**Exercise**. Find each line below where the word "JSON" occurs, and copy it.

(Input for this task begins)

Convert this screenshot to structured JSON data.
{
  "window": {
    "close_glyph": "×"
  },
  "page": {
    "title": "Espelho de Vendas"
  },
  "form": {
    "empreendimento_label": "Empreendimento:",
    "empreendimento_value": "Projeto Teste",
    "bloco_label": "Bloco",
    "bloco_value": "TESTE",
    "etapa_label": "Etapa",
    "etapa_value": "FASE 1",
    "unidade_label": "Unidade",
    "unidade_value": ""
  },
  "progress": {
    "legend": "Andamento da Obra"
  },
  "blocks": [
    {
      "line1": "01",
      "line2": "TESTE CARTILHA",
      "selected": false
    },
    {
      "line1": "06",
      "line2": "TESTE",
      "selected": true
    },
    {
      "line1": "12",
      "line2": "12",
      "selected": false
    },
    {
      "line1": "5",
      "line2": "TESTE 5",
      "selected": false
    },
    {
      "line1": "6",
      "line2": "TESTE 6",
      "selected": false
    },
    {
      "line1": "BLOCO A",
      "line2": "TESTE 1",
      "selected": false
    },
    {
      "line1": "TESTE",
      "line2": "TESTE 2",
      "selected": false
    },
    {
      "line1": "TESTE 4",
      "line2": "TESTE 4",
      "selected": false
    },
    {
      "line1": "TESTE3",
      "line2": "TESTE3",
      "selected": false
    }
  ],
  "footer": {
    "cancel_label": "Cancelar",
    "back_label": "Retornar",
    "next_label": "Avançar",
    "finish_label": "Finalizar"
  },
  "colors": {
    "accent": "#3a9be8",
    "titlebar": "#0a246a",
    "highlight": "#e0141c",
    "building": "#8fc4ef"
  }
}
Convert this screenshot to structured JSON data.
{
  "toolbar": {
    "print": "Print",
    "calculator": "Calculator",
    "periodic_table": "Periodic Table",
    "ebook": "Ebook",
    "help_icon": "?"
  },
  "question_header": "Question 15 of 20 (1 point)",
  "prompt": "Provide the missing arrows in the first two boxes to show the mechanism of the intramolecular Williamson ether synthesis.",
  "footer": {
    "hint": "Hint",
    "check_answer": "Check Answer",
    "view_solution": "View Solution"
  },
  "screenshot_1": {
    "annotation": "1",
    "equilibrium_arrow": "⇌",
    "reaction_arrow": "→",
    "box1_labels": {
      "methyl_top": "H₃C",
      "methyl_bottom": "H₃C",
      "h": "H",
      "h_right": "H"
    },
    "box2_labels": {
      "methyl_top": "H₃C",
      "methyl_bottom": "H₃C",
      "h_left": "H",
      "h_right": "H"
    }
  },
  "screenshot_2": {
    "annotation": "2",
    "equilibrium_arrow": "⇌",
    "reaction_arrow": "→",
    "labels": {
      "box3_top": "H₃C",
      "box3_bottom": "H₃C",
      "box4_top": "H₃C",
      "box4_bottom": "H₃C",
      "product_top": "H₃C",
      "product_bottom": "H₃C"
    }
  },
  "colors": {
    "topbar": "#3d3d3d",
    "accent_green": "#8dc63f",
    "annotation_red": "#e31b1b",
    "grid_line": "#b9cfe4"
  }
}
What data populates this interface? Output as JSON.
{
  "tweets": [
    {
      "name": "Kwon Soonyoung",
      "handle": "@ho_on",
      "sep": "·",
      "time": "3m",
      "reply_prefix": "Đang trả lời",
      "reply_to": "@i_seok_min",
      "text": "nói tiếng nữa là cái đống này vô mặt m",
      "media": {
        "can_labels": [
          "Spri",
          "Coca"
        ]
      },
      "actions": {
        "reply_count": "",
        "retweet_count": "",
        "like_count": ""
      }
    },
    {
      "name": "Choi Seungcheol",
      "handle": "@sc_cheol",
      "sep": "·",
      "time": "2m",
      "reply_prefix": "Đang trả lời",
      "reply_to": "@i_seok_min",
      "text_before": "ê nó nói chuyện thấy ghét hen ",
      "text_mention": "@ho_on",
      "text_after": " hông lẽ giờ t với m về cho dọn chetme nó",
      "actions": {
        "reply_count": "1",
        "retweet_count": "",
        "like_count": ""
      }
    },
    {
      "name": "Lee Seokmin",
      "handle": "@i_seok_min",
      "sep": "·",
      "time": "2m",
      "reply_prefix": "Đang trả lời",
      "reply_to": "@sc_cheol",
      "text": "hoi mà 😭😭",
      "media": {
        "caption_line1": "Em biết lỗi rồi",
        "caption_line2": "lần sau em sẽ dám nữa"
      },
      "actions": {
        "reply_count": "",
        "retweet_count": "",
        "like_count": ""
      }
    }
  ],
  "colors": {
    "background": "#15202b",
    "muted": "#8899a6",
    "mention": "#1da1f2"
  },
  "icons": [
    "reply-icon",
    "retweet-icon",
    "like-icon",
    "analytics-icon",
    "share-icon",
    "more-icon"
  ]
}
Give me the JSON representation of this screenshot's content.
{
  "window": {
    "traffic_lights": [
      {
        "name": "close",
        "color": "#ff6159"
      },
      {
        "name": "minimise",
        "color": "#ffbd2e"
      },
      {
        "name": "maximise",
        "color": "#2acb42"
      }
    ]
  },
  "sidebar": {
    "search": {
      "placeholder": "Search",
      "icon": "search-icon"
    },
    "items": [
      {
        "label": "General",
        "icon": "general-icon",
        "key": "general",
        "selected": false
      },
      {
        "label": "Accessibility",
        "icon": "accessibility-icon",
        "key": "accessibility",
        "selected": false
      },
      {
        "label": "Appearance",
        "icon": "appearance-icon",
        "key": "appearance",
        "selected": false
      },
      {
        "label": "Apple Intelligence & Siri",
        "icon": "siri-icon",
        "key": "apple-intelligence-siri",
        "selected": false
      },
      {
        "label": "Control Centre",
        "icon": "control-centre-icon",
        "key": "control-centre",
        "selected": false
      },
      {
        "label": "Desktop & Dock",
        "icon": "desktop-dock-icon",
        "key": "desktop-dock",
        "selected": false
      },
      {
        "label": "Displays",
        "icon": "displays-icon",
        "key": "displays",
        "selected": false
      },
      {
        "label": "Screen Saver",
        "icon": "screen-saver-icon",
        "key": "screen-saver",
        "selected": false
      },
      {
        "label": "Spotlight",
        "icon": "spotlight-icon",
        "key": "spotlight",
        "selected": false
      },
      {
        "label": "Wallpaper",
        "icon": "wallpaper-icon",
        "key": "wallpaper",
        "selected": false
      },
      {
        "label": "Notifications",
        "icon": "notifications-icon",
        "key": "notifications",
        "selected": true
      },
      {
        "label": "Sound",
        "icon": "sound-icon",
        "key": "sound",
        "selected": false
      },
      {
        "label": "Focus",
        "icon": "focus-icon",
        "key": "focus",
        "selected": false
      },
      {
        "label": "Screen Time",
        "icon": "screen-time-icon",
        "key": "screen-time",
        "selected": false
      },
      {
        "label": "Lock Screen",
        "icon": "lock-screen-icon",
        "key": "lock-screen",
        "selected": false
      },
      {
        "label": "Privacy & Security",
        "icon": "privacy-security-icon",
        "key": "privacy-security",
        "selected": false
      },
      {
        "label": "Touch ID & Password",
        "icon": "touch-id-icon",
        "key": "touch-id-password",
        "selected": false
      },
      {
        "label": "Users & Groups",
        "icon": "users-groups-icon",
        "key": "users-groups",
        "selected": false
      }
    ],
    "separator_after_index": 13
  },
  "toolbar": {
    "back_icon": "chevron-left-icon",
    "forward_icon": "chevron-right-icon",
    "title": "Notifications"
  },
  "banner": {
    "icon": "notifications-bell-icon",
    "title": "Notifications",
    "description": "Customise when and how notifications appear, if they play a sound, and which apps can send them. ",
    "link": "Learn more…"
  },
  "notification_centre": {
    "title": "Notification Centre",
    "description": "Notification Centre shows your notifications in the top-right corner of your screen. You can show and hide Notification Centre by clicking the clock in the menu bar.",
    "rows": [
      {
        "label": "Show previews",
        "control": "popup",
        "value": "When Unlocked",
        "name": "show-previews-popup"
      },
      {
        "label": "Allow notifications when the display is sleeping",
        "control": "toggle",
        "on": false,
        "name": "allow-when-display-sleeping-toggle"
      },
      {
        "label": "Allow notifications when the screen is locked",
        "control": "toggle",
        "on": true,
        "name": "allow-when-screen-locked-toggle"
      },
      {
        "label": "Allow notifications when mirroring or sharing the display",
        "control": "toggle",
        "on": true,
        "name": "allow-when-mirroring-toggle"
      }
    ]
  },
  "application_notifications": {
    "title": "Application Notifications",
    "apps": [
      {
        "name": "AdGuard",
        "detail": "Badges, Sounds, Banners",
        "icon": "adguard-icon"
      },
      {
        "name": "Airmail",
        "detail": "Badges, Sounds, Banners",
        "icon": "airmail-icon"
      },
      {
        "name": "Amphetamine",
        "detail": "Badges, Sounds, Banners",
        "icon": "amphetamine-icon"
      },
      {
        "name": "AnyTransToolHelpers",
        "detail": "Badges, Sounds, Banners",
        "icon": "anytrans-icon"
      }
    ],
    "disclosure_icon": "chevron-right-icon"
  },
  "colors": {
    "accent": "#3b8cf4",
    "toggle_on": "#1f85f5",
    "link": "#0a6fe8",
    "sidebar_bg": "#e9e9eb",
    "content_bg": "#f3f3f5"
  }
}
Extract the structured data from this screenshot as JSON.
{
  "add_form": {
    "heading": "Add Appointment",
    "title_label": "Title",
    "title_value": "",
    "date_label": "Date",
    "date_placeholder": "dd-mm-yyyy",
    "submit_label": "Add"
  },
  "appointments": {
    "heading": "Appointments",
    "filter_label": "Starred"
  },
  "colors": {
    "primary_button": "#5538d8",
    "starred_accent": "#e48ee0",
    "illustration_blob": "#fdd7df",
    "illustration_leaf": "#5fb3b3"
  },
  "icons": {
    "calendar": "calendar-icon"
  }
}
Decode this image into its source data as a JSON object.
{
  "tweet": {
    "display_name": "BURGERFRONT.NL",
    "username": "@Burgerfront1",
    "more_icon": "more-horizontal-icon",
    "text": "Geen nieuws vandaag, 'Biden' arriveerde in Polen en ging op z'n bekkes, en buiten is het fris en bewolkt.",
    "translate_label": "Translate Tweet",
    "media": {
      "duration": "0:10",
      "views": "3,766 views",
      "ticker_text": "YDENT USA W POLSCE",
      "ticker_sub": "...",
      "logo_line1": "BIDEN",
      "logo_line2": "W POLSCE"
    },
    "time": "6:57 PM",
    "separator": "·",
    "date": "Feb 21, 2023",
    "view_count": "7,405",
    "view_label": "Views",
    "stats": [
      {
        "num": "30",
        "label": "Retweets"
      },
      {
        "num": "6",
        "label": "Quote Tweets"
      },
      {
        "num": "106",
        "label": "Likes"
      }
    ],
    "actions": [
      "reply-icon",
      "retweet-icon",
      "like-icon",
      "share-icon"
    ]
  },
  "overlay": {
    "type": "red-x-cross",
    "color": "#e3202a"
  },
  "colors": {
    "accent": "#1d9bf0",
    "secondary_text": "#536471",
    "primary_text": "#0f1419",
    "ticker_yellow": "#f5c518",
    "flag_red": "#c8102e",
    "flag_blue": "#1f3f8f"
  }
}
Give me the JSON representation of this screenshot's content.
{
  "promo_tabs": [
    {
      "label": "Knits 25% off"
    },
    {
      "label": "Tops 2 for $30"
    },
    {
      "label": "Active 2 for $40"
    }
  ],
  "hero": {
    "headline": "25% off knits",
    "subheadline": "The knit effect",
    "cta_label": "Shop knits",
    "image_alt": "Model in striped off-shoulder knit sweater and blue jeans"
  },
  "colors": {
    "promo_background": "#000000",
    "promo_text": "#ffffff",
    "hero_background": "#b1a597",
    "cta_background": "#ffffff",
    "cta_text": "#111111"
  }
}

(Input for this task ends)

**Solution to this problem**.
Convert this screenshot to structured JSON data.
Convert this screenshot to structured JSON data.
What data populates this interface? Output as JSON.
Give me the JSON representation of this screenshot's content.
Extract the structured data from this screenshot as JSON.
Decode this image into its source data as a JSON object.
Give me the JSON representation of this screenshot's content.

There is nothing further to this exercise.